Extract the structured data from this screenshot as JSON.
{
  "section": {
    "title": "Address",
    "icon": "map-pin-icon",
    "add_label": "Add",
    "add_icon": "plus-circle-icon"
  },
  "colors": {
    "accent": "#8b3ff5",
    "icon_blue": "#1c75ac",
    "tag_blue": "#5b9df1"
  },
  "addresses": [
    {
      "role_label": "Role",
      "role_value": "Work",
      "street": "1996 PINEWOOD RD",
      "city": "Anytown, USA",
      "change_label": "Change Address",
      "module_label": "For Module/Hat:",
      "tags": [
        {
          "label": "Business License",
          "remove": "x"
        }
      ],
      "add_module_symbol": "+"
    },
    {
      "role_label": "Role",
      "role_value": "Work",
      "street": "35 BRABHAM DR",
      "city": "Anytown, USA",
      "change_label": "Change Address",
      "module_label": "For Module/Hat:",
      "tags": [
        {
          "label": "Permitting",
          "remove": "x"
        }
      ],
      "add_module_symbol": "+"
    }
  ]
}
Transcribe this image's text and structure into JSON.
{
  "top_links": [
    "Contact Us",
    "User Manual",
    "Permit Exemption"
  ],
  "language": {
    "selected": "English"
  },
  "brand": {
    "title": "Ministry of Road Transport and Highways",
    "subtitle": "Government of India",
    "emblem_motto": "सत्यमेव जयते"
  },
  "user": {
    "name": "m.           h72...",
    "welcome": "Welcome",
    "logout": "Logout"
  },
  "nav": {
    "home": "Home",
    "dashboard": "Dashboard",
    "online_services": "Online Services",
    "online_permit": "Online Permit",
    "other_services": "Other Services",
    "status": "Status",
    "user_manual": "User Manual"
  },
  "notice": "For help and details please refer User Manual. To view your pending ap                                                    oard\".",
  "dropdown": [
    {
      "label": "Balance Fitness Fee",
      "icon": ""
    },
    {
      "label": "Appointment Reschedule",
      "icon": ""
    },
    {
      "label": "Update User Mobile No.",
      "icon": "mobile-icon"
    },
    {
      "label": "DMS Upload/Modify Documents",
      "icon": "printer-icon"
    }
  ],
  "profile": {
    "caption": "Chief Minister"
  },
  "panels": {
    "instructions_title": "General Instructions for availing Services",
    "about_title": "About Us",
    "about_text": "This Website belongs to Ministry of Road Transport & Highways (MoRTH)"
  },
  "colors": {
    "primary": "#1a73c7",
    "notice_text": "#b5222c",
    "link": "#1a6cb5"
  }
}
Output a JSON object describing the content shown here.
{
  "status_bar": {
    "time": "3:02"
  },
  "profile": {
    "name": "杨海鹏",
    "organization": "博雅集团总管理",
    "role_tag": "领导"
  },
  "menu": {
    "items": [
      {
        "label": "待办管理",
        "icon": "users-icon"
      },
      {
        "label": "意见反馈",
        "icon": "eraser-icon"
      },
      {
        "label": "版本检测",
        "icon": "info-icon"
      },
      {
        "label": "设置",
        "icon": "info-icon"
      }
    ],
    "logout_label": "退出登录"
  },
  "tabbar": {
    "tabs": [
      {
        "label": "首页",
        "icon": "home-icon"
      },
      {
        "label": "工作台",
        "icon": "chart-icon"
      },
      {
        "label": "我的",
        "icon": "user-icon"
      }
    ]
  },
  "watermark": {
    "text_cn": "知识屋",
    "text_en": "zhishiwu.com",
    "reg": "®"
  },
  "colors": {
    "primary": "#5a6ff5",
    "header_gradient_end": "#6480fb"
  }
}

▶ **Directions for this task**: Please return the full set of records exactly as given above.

▶ **Answer space**:
Extract the structured data from this screenshot as JSON.
{
  "section": {
    "title": "Address",
    "icon": "map-pin-icon",
    "add_label": "Add",
    "add_icon": "plus-circle-icon"
  },
  "colors": {
    "accent": "#8b3ff5",
    "icon_blue": "#1c75ac",
    "tag_blue": "#5b9df1"
  },
  "addresses": [
    {
      "role_label": "Role",
      "role_value": "Work",
      "street": "1996 PINEWOOD RD",
      "city": "Anytown, USA",
      "change_label": "Change Address",
      "module_label": "For Module/Hat:",
      "tags": [
        {
          "label": "Business License",
          "remove": "x"
        }
      ],
      "add_module_symbol": "+"
    },
    {
      "role_label": "Role",
      "role_value": "Work",
      "street": "35 BRABHAM DR",
      "city": "Anytown, USA",
      "change_label": "Change Address",
      "module_label": "For Module/Hat:",
      "tags": [
        {
          "label": "Permitting",
          "remove": "x"
        }
      ],
      "add_module_symbol": "+"
    }
  ]
}
Transcribe this image's text and structure into JSON.
{
  "top_links": [
    "Contact Us",
    "User Manual",
    "Permit Exemption"
  ],
  "language": {
    "selected": "English"
  },
  "brand": {
    "title": "Ministry of Road Transport and Highways",
    "subtitle": "Government of India",
    "emblem_motto": "सत्यमेव जयते"
  },
  "user": {
    "name": "m.           h72...",
    "welcome": "Welcome",
    "logout": "Logout"
  },
  "nav": {
    "home": "Home",
    "dashboard": "Dashboard",
    "online_services": "Online Services",
    "online_permit": "Online Permit",
    "other_services": "Other Services",
    "status": "Status",
    "user_manual": "User Manual"
  },
  "notice": "For help and details please refer User Manual. To view your pending ap                                                    oard\".",
  "dropdown": [
    {
      "label": "Balance Fitness Fee",
      "icon": ""
    },
    {
      "label": "Appointment Reschedule",
      "icon": ""
    },
    {
      "label": "Update User Mobile No.",
      "icon": "mobile-icon"
    },
    {
      "label": "DMS Upload/Modify Documents",
      "icon": "printer-icon"
    }
  ],
  "profile": {
    "caption": "Chief Minister"
  },
  "panels": {
    "instructions_title": "General Instructions for availing Services",
    "about_title": "About Us",
    "about_text": "This Website belongs to Ministry of Road Transport & Highways (MoRTH)"
  },
  "colors": {
    "primary": "#1a73c7",
    "notice_text": "#b5222c",
    "link": "#1a6cb5"
  }
}
Output a JSON object describing the content shown here.
{
  "status_bar": {
    "time": "3:02"
  },
  "profile": {
    "name": "杨海鹏",
    "organization": "博雅集团总管理",
    "role_tag": "领导"
  },
  "menu": {
    "items": [
      {
        "label": "待办管理",
        "icon": "users-icon"
      },
      {
        "label": "意见反馈",
        "icon": "eraser-icon"
      },
      {
        "label": "版本检测",
        "icon": "info-icon"
      },
      {
        "label": "设置",
        "icon": "info-icon"
      }
    ],
    "logout_label": "退出登录"
  },
  "tabbar": {
    "tabs": [
      {
        "label": "首页",
        "icon": "home-icon"
      },
      {
        "label": "工作台",
        "icon": "chart-icon"
      },
      {
        "label": "我的",
        "icon": "user-icon"
      }
    ]
  },
  "watermark": {
    "text_cn": "知识屋",
    "text_en": "zhishiwu.com",
    "reg": "®"
  },
  "colors": {
    "primary": "#5a6ff5",
    "header_gradient_end": "#6480fb"
  }
}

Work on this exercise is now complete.